The entries that follow need to be reproduced exactly, minus any images.
=== Begin Enclosure ===
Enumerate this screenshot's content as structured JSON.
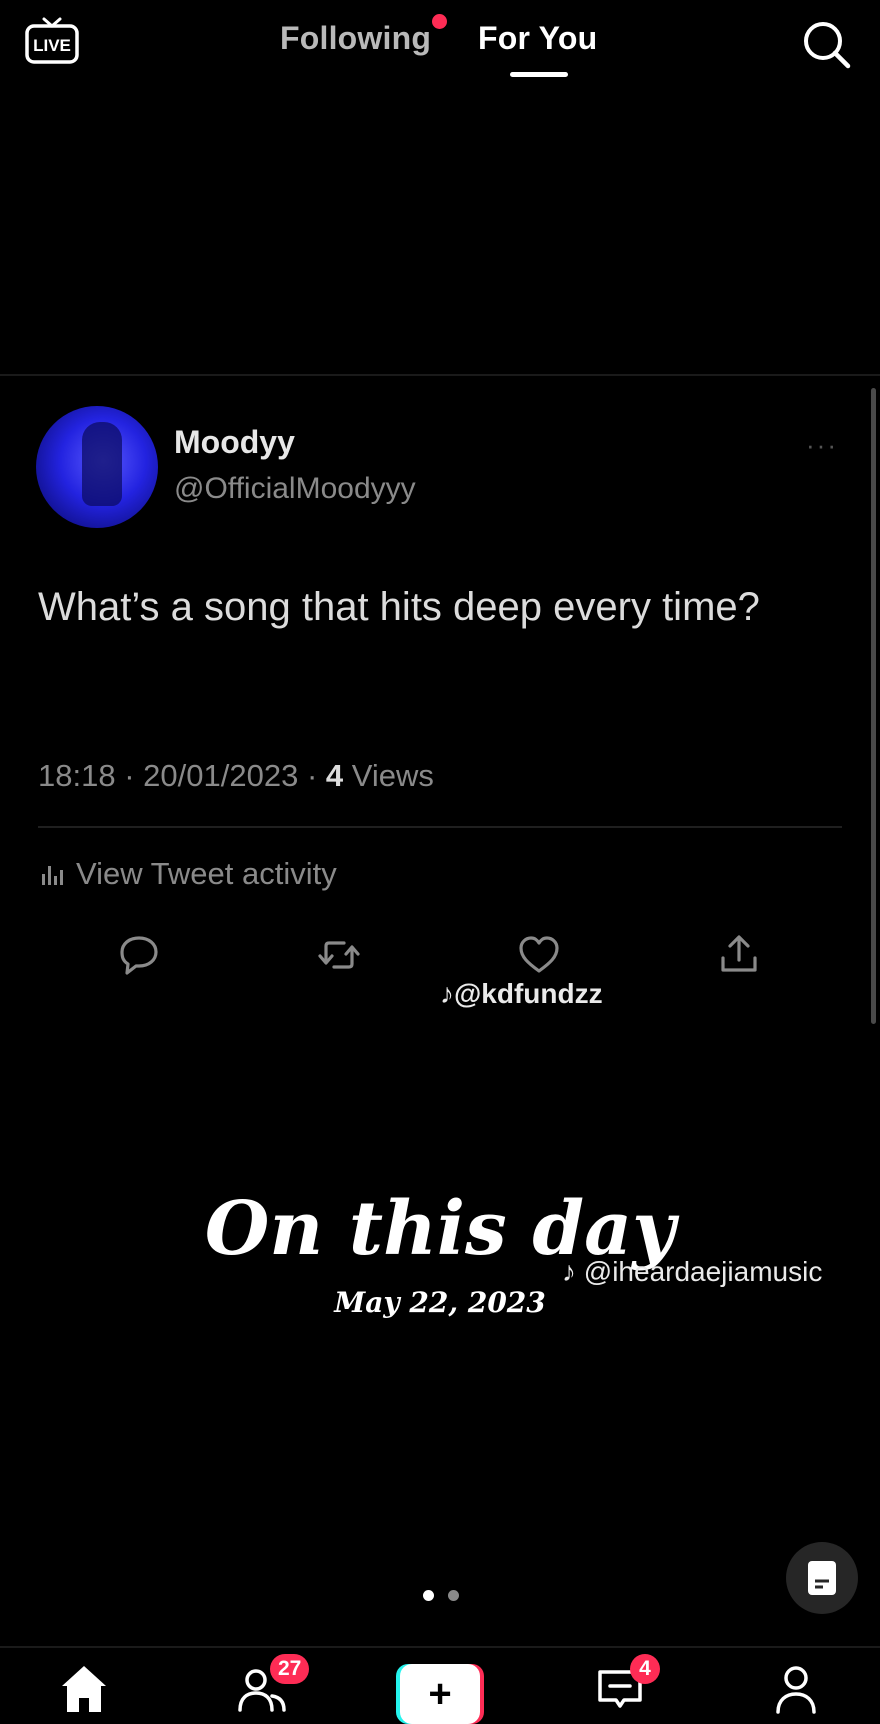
{
  "top_bar": {
    "live_label": "LIVE",
    "tabs": [
      {
        "label": "Following",
        "active": false,
        "has_notification_dot": true
      },
      {
        "label": "For You",
        "active": true
      }
    ]
  },
  "tweet": {
    "display_name": "Moodyy",
    "handle": "@OfficialMoodyyy",
    "more_label": "···",
    "text": "What’s a song that hits deep every time?",
    "time": "18:18",
    "date": "20/01/2023",
    "views_count": "4",
    "views_label": "Views",
    "separator": "·",
    "activity_label": "View Tweet activity"
  },
  "watermarks": {
    "first": "@kdfundzz",
    "second": "@iheardaejiamusic"
  },
  "memory": {
    "title": "On this day",
    "date": "May 22, 2023"
  },
  "bottom_nav": {
    "friends_badge": "27",
    "inbox_badge": "4",
    "create_symbol": "+"
  },
  "colors": {
    "accent": "#fe2c55",
    "cyan": "#25f4ee",
    "background": "#000000"
  }
}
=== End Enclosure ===
**Response to the task**
Enumerate this screenshot's content as structured JSON.
{
  "top_bar": {
    "live_label": "LIVE",
    "tabs": [
      {
        "label": "Following",
        "active": false,
        "has_notification_dot": true
      },
      {
        "label": "For You",
        "active": true
      }
    ]
  },
  "tweet": {
    "display_name": "Moodyy",
    "handle": "@OfficialMoodyyy",
    "more_label": "···",
    "text": "What’s a song that hits deep every time?",
    "time": "18:18",
    "date": "20/01/2023",
    "views_count": "4",
    "views_label": "Views",
    "separator": "·",
    "activity_label": "View Tweet activity"
  },
  "watermarks": {
    "first": "@kdfundzz",
    "second": "@iheardaejiamusic"
  },
  "memory": {
    "title": "On this day",
    "date": "May 22, 2023"
  },
  "bottom_nav": {
    "friends_badge": "27",
    "inbox_badge": "4",
    "create_symbol": "+"
  },
  "colors": {
    "accent": "#fe2c55",
    "cyan": "#25f4ee",
    "background": "#000000"
  }
}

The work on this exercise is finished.